After reading the data below, copy out every line that contains the word "verified".

::::

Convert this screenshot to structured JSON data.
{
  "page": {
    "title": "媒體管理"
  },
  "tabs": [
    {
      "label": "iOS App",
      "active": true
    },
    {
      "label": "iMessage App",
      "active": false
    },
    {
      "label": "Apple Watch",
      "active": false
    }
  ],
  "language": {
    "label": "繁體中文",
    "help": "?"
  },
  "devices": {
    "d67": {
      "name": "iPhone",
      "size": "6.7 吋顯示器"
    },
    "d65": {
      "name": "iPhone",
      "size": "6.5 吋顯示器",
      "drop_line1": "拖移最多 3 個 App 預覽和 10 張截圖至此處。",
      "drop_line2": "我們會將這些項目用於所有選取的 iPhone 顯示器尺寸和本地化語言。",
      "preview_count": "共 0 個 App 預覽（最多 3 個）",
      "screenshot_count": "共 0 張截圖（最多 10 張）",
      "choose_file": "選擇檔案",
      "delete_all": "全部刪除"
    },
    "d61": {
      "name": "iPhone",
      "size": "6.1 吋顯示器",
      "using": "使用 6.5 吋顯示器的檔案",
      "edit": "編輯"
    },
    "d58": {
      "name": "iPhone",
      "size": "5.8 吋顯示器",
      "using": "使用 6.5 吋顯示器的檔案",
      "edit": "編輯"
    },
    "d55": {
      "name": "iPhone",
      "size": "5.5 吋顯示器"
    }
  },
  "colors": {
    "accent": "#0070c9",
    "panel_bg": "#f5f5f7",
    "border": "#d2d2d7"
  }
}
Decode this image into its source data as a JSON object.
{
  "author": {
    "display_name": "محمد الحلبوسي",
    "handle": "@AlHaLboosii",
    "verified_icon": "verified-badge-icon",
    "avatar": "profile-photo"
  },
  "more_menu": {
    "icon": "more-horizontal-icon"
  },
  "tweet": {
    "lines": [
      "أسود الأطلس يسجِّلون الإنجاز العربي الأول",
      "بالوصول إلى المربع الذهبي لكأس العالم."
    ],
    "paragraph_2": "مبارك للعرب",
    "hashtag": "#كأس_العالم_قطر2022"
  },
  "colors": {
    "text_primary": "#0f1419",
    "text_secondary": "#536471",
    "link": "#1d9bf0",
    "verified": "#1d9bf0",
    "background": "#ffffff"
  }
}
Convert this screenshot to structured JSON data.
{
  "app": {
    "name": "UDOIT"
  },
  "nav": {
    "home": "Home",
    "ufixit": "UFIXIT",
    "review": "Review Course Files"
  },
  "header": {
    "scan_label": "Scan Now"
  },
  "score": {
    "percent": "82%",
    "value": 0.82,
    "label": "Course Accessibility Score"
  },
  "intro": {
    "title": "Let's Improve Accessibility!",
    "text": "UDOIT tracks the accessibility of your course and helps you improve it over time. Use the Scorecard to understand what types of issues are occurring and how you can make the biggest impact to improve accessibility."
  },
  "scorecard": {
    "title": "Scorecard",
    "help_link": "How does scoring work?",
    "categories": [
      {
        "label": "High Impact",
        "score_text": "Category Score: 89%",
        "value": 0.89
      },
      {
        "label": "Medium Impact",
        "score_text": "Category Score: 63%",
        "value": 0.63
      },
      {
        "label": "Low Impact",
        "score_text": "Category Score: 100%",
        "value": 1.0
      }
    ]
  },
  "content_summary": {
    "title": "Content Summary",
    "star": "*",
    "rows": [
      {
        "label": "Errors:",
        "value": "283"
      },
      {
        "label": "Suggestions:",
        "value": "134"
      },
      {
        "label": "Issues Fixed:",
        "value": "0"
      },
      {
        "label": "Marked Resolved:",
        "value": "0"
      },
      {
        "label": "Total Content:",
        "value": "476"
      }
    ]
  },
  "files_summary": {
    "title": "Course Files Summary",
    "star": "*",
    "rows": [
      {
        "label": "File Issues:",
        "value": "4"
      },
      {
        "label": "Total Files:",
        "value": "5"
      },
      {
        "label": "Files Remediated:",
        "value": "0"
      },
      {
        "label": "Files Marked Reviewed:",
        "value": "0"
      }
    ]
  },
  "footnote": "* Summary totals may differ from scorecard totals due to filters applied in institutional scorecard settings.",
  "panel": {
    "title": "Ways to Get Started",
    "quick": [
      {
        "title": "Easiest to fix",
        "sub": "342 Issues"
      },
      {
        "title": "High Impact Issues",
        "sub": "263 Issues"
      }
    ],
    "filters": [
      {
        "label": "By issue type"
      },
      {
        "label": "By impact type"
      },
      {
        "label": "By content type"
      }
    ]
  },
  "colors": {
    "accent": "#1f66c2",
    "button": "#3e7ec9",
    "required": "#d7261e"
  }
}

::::

→ **Task solution**
    "verified_icon": "verified-badge-icon",
    "verified": "#1d9bf0",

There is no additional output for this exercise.